An editorial in the Arch Dermatol Vol 143 May 2007 stated that...
“In the past 10 years, several new methods of treating vitiligo have emerged, including NB-UVB therapy, targeted phototherapy, topical calcineurin inhibitors, and topical calcipotriene …. the question when managing patients with vitiligo, especially that involving exposed sites, is no longer whether to treat or not to treat but to decide which treatment method is most appropriate for the individual patient".
At the moment there is no cure for vitiligo but there are treatments which can often slow down its progress or, in some cases, bring about repigmentation.

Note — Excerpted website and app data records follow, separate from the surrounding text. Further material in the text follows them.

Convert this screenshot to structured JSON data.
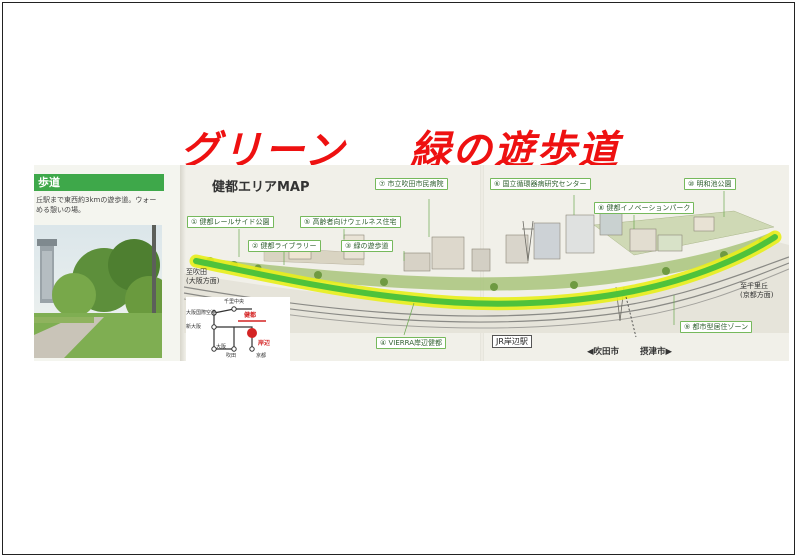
{
  "headline": {
    "left": "グリーン",
    "right": "緑の遊歩道"
  },
  "left_panel": {
    "heading": "歩道",
    "body_lines": [
      "丘駅まで東西約3kmの遊歩道。ウォー",
      "める憩いの場。"
    ]
  },
  "map": {
    "title": "健都エリアMAP",
    "points": [
      {
        "no": "①",
        "label": "健都レールサイド公園"
      },
      {
        "no": "②",
        "label": "健都ライブラリー"
      },
      {
        "no": "③",
        "label": "緑の遊歩道"
      },
      {
        "no": "④",
        "label": "VIERRA岸辺健都"
      },
      {
        "no": "⑤",
        "label": "高齢者向けウェルネス住宅"
      },
      {
        "no": "⑥",
        "label": "国立循環器病研究センター"
      },
      {
        "no": "⑦",
        "label": "市立吹田市民病院"
      },
      {
        "no": "⑧",
        "label": "健都イノベーションパーク"
      },
      {
        "no": "⑨",
        "label": "都市型居住ゾーン"
      },
      {
        "no": "⑩",
        "label": "明和池公園"
      }
    ],
    "direction_left": [
      "至吹田",
      "(大阪方面)"
    ],
    "direction_right": [
      "至千里丘",
      "(京都方面)"
    ],
    "station": "JR岸辺駅",
    "city_left": "◀吹田市",
    "city_right": "摂津市▶",
    "route_diagram": {
      "top": "千里中央",
      "row1": "大阪国際空港",
      "row2": "新大阪",
      "row3": "大阪",
      "mid1": "吹田",
      "mid2": "京都",
      "kento": "健都",
      "kishibe": "岸辺"
    }
  },
  "colors": {
    "headline": "#ee1111",
    "accent_green": "#3ea84a",
    "walkway_glow": "#e8ee1a",
    "walkway_core": "#4fc23b",
    "route_red": "#d42424"
  },
  "icons": [
    "tree-icon",
    "building-icon",
    "railway-icon"
  ]
}
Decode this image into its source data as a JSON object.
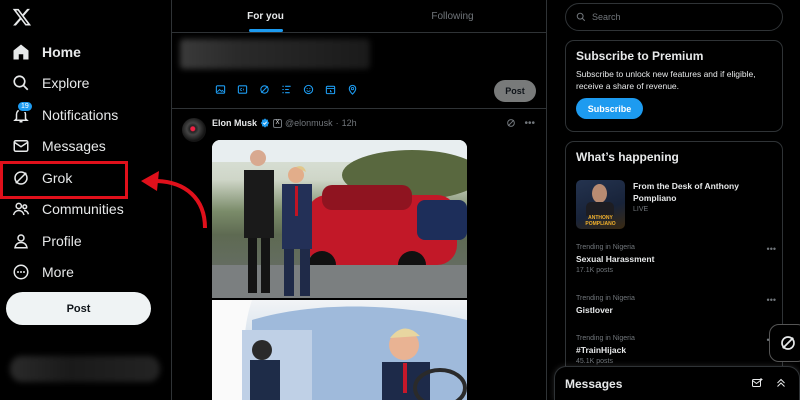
{
  "nav": {
    "items": [
      {
        "label": "Home",
        "icon": "home-icon"
      },
      {
        "label": "Explore",
        "icon": "search-icon"
      },
      {
        "label": "Notifications",
        "icon": "bell-icon",
        "badge": "19"
      },
      {
        "label": "Messages",
        "icon": "mail-icon"
      },
      {
        "label": "Grok",
        "icon": "grok-icon"
      },
      {
        "label": "Communities",
        "icon": "people-icon"
      },
      {
        "label": "Profile",
        "icon": "person-icon"
      },
      {
        "label": "More",
        "icon": "more-circle-icon"
      }
    ],
    "post_label": "Post"
  },
  "tabs": [
    {
      "label": "For you"
    },
    {
      "label": "Following"
    }
  ],
  "composer": {
    "post_label": "Post"
  },
  "tweet": {
    "name": "Elon Musk",
    "badge_letter": "X",
    "handle": "@elonmusk",
    "sep": "·",
    "time": "12h"
  },
  "search": {
    "placeholder": "Search"
  },
  "premium": {
    "title": "Subscribe to Premium",
    "text": "Subscribe to unlock new features and if eligible, receive a share of revenue.",
    "button": "Subscribe"
  },
  "happening": {
    "title": "What’s happening",
    "featured": {
      "title": "From the Desk of Anthony Pompliano",
      "status": "LIVE",
      "image_text": "ANTHONY POMPLIANO"
    },
    "trends": [
      {
        "context": "Trending in Nigeria",
        "title": "Sexual Harassment",
        "count": "17.1K posts"
      },
      {
        "context": "Trending in Nigeria",
        "title": "Gistlover",
        "count": ""
      },
      {
        "context": "Trending in Nigeria",
        "title": "#TrainHijack",
        "count": "45.1K posts"
      }
    ]
  },
  "messages_dock": {
    "title": "Messages"
  },
  "colors": {
    "accent": "#1d9bf0",
    "highlight": "#e0101b",
    "background": "#000000"
  }
}
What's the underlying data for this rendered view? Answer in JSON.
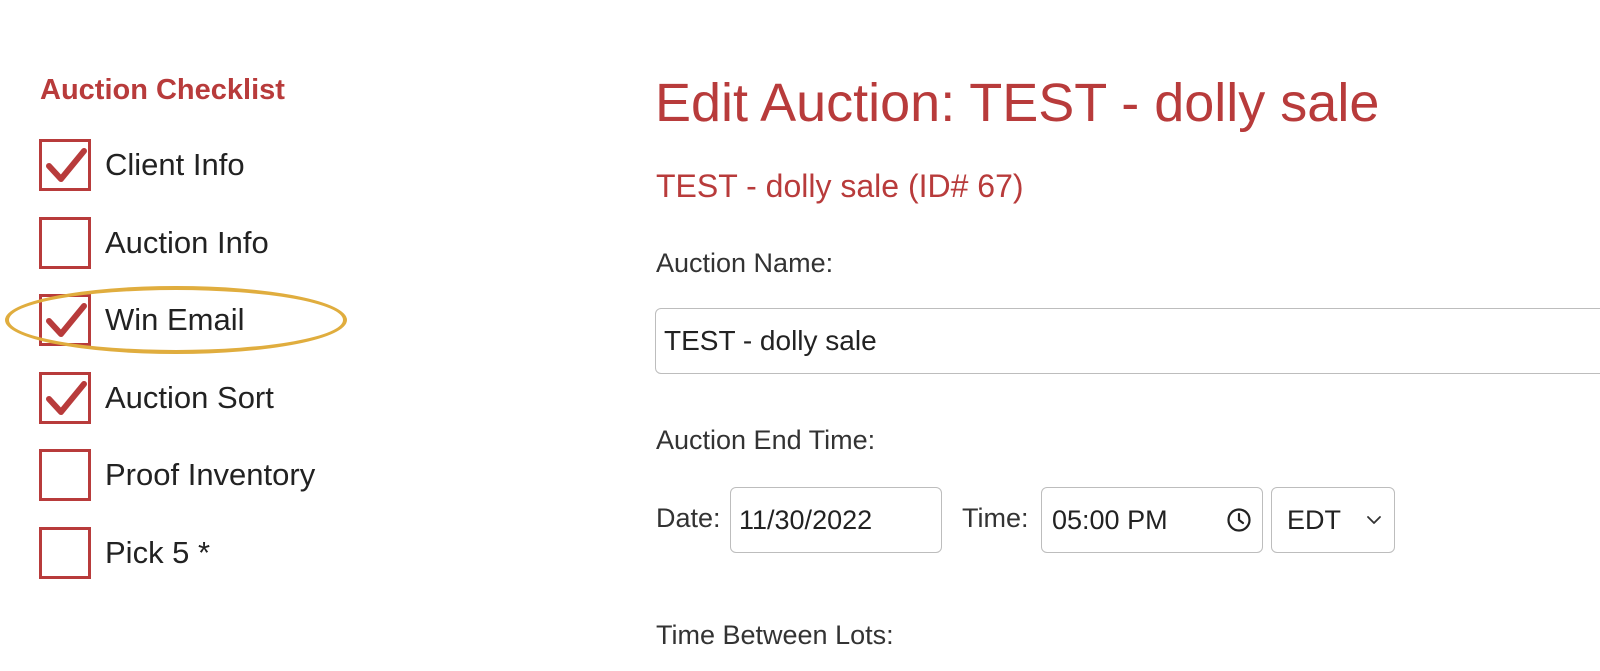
{
  "sidebar": {
    "title": "Auction Checklist",
    "items": [
      {
        "label": "Client Info",
        "checked": true
      },
      {
        "label": "Auction Info",
        "checked": false
      },
      {
        "label": "Win Email",
        "checked": true
      },
      {
        "label": "Auction Sort",
        "checked": true
      },
      {
        "label": "Proof Inventory",
        "checked": false
      },
      {
        "label": "Pick 5 *",
        "checked": false
      }
    ]
  },
  "main": {
    "title": "Edit Auction: TEST - dolly sale",
    "subtitle": "TEST - dolly sale (ID# 67)",
    "auction_name_label": "Auction Name:",
    "auction_name_value": "TEST - dolly sale",
    "end_time_label": "Auction End Time:",
    "date_label": "Date:",
    "date_value": "11/30/2022",
    "time_label": "Time:",
    "time_value": "05:00 PM",
    "timezone_value": "EDT",
    "time_between_lots_label": "Time Between Lots:"
  },
  "colors": {
    "accent": "#b83b3b",
    "highlight": "#e0ad3e"
  }
}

Doctors can prescribe corticosteroid creams to be used for a limited period on the affected patches. With new areas or ones which have just started to spread, this treatment can slow down the rate of spread or even restore some of the lost colour, but unfortunately it does not work for everyone. There are concerns about the possible adverse effects of using steroid creams, such as thinning of the skin and stretch marks, but these are rarely seen when the creams are used correctly under medical supervision.
Protopic cream (tacrolimus) which has recently been licensed to treat eczema is proving effective in restoring some skin colour especially on the faces of some people who have vitiligo, when the loss of pigment is relatively recent and still active. Protopic can be prescribed by GPs for vitiligo, although it is not licensed. Often a dermatologist may recommend it but ask the GP to actually prescribe it.

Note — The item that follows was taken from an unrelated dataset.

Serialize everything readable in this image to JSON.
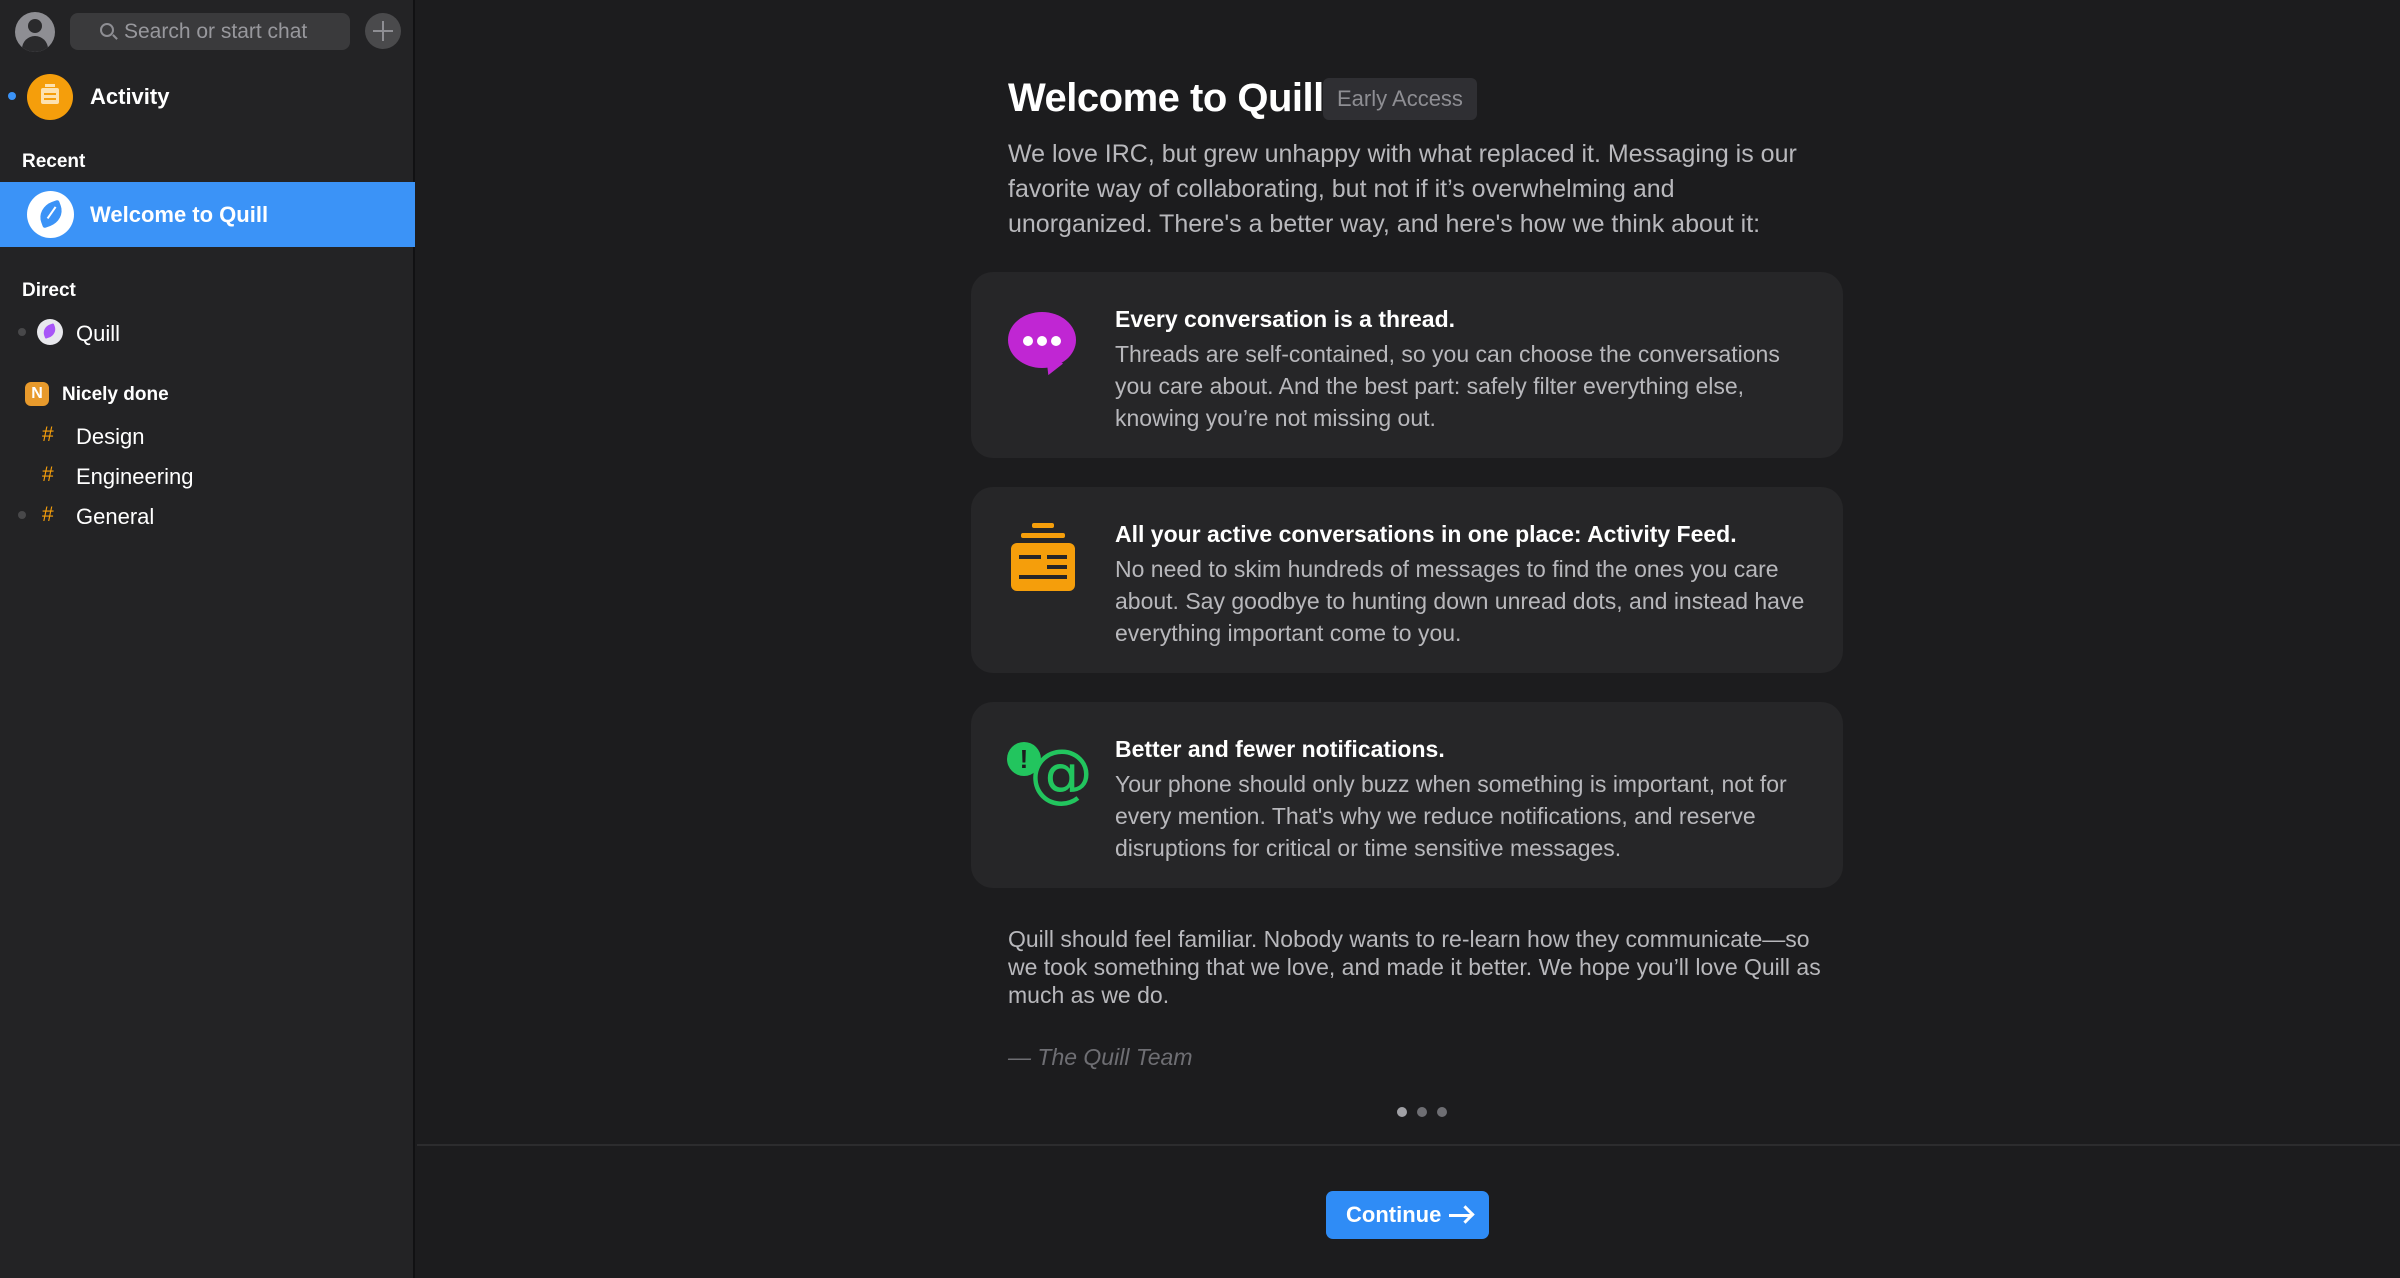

There is also another NHS treatment known as PUVA. This involves taking regular medication (Psoralen) and visiting a hospital for treatment (by Ultra Violet A light) two or three times a week for a period of many months. In many dermatology departments PUVA treatment for vitiligo is being replaced by narrowband UVB which involves treatment by ultra violet light at a hospital 2 or 3 times a week for a period of some months. The advantages of this are that no additional medication is required and exposure to the light is for much shorter periods. The different light source also reduces the possible risk of skin cancer. Both of these treatments may bring about repigmentation in some people but it may not be permanent.

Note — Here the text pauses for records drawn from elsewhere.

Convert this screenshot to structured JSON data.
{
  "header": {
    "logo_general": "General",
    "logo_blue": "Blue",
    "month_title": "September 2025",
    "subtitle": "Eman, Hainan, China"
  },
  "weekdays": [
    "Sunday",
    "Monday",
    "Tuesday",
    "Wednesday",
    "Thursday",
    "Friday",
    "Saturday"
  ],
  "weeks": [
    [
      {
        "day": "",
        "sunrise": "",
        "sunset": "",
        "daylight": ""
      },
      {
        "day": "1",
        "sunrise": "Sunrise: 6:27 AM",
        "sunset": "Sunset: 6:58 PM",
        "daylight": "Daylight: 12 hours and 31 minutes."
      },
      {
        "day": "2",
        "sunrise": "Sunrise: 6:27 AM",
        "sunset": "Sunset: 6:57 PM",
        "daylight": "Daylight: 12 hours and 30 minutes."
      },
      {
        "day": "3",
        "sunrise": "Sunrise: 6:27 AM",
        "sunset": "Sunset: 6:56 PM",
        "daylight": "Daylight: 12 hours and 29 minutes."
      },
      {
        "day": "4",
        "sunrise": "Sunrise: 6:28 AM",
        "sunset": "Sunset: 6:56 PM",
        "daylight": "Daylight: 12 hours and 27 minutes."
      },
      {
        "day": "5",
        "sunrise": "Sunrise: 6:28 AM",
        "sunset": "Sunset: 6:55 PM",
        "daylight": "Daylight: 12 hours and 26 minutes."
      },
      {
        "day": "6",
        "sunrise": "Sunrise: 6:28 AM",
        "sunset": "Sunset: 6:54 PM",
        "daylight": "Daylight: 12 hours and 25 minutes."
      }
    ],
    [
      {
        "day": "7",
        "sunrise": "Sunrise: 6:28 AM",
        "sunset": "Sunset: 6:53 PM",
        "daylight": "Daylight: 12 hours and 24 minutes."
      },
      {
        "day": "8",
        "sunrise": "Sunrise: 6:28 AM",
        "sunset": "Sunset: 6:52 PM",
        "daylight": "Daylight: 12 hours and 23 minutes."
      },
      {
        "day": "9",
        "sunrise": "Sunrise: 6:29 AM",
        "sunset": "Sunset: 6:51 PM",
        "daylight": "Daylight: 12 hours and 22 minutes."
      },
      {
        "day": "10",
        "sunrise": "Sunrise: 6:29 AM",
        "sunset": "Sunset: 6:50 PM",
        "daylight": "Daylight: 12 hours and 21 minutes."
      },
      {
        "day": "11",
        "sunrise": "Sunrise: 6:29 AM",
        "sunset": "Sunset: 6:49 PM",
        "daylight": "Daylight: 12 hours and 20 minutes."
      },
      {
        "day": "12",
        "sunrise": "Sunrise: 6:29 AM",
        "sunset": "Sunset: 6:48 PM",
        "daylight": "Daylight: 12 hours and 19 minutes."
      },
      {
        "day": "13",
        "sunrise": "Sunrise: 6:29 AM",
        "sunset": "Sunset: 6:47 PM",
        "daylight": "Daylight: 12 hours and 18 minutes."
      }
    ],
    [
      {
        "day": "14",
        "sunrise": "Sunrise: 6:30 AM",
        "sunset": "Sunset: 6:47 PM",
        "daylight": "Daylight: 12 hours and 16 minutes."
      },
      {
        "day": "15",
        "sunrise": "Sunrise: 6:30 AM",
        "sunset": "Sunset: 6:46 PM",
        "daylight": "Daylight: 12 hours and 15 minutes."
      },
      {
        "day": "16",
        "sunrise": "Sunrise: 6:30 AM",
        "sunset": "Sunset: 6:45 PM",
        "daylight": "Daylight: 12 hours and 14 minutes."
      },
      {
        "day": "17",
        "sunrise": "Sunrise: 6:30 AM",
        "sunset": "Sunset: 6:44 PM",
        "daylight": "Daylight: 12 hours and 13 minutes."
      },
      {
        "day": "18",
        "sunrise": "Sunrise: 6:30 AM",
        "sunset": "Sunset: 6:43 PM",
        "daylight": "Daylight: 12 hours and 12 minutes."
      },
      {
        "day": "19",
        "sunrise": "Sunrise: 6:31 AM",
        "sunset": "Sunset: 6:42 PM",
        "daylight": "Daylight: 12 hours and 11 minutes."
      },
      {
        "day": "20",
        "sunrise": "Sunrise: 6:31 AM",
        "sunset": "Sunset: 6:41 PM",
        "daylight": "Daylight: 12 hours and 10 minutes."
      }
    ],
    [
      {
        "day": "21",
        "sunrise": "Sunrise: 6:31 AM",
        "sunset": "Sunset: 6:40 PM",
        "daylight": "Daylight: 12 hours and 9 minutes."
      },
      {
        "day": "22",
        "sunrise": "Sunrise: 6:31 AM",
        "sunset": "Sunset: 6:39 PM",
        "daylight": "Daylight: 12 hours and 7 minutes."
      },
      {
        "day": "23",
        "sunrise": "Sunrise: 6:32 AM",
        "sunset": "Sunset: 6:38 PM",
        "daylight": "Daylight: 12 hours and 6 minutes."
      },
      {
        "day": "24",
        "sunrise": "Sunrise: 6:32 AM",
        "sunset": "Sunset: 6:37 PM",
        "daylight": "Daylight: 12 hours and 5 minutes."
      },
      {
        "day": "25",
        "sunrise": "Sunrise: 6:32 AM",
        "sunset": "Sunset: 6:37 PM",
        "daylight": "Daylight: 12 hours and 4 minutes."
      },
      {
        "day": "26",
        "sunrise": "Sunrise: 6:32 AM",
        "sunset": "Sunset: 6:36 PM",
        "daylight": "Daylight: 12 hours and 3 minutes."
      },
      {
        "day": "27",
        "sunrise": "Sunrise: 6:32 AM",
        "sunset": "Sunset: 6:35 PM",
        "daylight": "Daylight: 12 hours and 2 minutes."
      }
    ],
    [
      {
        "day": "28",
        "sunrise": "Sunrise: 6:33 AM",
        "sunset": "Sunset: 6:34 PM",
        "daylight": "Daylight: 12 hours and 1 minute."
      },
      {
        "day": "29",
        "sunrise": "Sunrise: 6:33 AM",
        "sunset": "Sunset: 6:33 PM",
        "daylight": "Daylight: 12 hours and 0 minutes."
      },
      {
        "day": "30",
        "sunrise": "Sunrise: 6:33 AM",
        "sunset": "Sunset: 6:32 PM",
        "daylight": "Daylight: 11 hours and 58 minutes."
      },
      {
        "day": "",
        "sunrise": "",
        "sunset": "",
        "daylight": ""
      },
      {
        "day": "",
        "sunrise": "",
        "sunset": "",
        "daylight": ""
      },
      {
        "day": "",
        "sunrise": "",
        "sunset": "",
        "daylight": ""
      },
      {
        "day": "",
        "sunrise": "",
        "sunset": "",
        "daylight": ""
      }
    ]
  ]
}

There is also conflicting evidence about the effectiveness of laser treatments so these too are only available privately and can be even more expensive.
It must be noted in respect of any of these treatments that if colour does return to the white patches it is still at risk of being lost again at a later stage.